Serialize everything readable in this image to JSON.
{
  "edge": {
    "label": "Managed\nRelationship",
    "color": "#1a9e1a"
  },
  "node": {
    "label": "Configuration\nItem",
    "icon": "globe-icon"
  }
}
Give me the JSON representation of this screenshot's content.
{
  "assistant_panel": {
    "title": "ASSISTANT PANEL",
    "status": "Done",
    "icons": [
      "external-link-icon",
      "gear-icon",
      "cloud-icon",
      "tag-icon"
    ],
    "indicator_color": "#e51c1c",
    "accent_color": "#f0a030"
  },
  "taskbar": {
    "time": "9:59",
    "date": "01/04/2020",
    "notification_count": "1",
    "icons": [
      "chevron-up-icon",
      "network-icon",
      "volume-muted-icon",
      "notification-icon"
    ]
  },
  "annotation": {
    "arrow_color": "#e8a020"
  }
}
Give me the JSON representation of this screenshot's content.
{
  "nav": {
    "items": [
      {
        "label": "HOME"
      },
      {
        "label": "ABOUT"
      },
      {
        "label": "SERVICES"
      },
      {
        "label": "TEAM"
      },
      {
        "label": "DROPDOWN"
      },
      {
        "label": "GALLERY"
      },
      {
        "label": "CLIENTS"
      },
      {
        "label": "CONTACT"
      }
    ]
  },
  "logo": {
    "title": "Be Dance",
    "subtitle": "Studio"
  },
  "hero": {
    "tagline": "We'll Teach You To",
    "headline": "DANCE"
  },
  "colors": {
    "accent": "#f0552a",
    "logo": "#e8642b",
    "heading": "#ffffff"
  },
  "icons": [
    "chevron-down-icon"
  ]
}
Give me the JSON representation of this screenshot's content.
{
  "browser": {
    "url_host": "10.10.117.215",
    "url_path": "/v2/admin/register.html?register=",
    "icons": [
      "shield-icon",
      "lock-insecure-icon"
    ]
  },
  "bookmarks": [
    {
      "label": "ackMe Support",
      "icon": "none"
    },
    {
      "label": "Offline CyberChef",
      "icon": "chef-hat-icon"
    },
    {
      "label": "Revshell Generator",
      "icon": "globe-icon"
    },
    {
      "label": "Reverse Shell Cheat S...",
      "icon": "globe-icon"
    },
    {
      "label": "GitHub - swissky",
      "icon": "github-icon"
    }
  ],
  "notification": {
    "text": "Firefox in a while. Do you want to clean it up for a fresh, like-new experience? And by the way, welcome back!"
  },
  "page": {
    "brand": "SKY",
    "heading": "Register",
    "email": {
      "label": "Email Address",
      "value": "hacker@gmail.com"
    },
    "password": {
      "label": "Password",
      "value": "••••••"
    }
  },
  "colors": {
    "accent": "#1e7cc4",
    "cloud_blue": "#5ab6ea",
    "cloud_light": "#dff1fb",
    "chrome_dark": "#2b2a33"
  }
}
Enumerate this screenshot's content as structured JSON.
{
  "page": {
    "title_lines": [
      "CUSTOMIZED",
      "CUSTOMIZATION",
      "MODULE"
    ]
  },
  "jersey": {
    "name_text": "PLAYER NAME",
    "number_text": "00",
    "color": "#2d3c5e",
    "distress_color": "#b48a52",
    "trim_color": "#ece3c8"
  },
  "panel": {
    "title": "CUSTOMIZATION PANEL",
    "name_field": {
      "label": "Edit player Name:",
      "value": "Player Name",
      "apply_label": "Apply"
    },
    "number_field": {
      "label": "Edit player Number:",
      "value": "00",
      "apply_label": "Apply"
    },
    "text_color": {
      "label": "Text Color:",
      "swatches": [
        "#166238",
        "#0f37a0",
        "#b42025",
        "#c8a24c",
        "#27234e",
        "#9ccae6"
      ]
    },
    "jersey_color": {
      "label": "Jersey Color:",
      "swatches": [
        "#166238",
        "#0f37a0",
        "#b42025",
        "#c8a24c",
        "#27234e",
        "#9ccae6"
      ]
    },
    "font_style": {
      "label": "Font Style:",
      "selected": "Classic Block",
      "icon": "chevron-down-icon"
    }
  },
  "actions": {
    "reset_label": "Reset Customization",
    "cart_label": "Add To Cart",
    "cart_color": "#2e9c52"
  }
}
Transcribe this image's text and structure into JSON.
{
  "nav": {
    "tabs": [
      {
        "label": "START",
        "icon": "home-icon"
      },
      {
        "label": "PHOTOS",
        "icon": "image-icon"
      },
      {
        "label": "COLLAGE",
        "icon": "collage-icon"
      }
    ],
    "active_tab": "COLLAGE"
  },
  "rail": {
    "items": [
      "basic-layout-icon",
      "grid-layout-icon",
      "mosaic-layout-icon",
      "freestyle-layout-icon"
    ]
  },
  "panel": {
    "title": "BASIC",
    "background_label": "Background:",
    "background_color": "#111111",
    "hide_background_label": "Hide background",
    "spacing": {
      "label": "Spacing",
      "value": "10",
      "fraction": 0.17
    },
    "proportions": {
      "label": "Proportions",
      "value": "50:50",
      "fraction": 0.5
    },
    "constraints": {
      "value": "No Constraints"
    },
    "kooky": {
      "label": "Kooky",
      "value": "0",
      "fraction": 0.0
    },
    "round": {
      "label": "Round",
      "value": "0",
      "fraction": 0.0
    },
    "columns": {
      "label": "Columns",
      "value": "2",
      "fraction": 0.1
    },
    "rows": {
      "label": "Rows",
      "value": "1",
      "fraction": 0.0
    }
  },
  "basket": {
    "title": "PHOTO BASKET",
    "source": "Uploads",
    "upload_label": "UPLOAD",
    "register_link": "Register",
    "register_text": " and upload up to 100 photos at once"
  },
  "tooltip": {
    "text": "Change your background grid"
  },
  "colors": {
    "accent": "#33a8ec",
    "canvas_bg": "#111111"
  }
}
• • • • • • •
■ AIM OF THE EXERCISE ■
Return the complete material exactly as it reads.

■ RESULT BELOW ■
Serialize everything readable in this image to JSON.
{
  "edge": {
    "label": "Managed\nRelationship",
    "color": "#1a9e1a"
  },
  "node": {
    "label": "Configuration\nItem",
    "icon": "globe-icon"
  }
}
Give me the JSON representation of this screenshot's content.
{
  "assistant_panel": {
    "title": "ASSISTANT PANEL",
    "status": "Done",
    "icons": [
      "external-link-icon",
      "gear-icon",
      "cloud-icon",
      "tag-icon"
    ],
    "indicator_color": "#e51c1c",
    "accent_color": "#f0a030"
  },
  "taskbar": {
    "time": "9:59",
    "date": "01/04/2020",
    "notification_count": "1",
    "icons": [
      "chevron-up-icon",
      "network-icon",
      "volume-muted-icon",
      "notification-icon"
    ]
  },
  "annotation": {
    "arrow_color": "#e8a020"
  }
}
Give me the JSON representation of this screenshot's content.
{
  "nav": {
    "items": [
      {
        "label": "HOME"
      },
      {
        "label": "ABOUT"
      },
      {
        "label": "SERVICES"
      },
      {
        "label": "TEAM"
      },
      {
        "label": "DROPDOWN"
      },
      {
        "label": "GALLERY"
      },
      {
        "label": "CLIENTS"
      },
      {
        "label": "CONTACT"
      }
    ]
  },
  "logo": {
    "title": "Be Dance",
    "subtitle": "Studio"
  },
  "hero": {
    "tagline": "We'll Teach You To",
    "headline": "DANCE"
  },
  "colors": {
    "accent": "#f0552a",
    "logo": "#e8642b",
    "heading": "#ffffff"
  },
  "icons": [
    "chevron-down-icon"
  ]
}
Give me the JSON representation of this screenshot's content.
{
  "browser": {
    "url_host": "10.10.117.215",
    "url_path": "/v2/admin/register.html?register=",
    "icons": [
      "shield-icon",
      "lock-insecure-icon"
    ]
  },
  "bookmarks": [
    {
      "label": "ackMe Support",
      "icon": "none"
    },
    {
      "label": "Offline CyberChef",
      "icon": "chef-hat-icon"
    },
    {
      "label": "Revshell Generator",
      "icon": "globe-icon"
    },
    {
      "label": "Reverse Shell Cheat S...",
      "icon": "globe-icon"
    },
    {
      "label": "GitHub - swissky",
      "icon": "github-icon"
    }
  ],
  "notification": {
    "text": "Firefox in a while. Do you want to clean it up for a fresh, like-new experience? And by the way, welcome back!"
  },
  "page": {
    "brand": "SKY",
    "heading": "Register",
    "email": {
      "label": "Email Address",
      "value": "hacker@gmail.com"
    },
    "password": {
      "label": "Password",
      "value": "••••••"
    }
  },
  "colors": {
    "accent": "#1e7cc4",
    "cloud_blue": "#5ab6ea",
    "cloud_light": "#dff1fb",
    "chrome_dark": "#2b2a33"
  }
}
Enumerate this screenshot's content as structured JSON.
{
  "page": {
    "title_lines": [
      "CUSTOMIZED",
      "CUSTOMIZATION",
      "MODULE"
    ]
  },
  "jersey": {
    "name_text": "PLAYER NAME",
    "number_text": "00",
    "color": "#2d3c5e",
    "distress_color": "#b48a52",
    "trim_color": "#ece3c8"
  },
  "panel": {
    "title": "CUSTOMIZATION PANEL",
    "name_field": {
      "label": "Edit player Name:",
      "value": "Player Name",
      "apply_label": "Apply"
    },
    "number_field": {
      "label": "Edit player Number:",
      "value": "00",
      "apply_label": "Apply"
    },
    "text_color": {
      "label": "Text Color:",
      "swatches": [
        "#166238",
        "#0f37a0",
        "#b42025",
        "#c8a24c",
        "#27234e",
        "#9ccae6"
      ]
    },
    "jersey_color": {
      "label": "Jersey Color:",
      "swatches": [
        "#166238",
        "#0f37a0",
        "#b42025",
        "#c8a24c",
        "#27234e",
        "#9ccae6"
      ]
    },
    "font_style": {
      "label": "Font Style:",
      "selected": "Classic Block",
      "icon": "chevron-down-icon"
    }
  },
  "actions": {
    "reset_label": "Reset Customization",
    "cart_label": "Add To Cart",
    "cart_color": "#2e9c52"
  }
}
Transcribe this image's text and structure into JSON.
{
  "nav": {
    "tabs": [
      {
        "label": "START",
        "icon": "home-icon"
      },
      {
        "label": "PHOTOS",
        "icon": "image-icon"
      },
      {
        "label": "COLLAGE",
        "icon": "collage-icon"
      }
    ],
    "active_tab": "COLLAGE"
  },
  "rail": {
    "items": [
      "basic-layout-icon",
      "grid-layout-icon",
      "mosaic-layout-icon",
      "freestyle-layout-icon"
    ]
  },
  "panel": {
    "title": "BASIC",
    "background_label": "Background:",
    "background_color": "#111111",
    "hide_background_label": "Hide background",
    "spacing": {
      "label": "Spacing",
      "value": "10",
      "fraction": 0.17
    },
    "proportions": {
      "label": "Proportions",
      "value": "50:50",
      "fraction": 0.5
    },
    "constraints": {
      "value": "No Constraints"
    },
    "kooky": {
      "label": "Kooky",
      "value": "0",
      "fraction": 0.0
    },
    "round": {
      "label": "Round",
      "value": "0",
      "fraction": 0.0
    },
    "columns": {
      "label": "Columns",
      "value": "2",
      "fraction": 0.1
    },
    "rows": {
      "label": "Rows",
      "value": "1",
      "fraction": 0.0
    }
  },
  "basket": {
    "title": "PHOTO BASKET",
    "source": "Uploads",
    "upload_label": "UPLOAD",
    "register_link": "Register",
    "register_text": " and upload up to 100 photos at once"
  },
  "tooltip": {
    "text": "Change your background grid"
  },
  "colors": {
    "accent": "#33a8ec",
    "canvas_bg": "#111111"
  }
}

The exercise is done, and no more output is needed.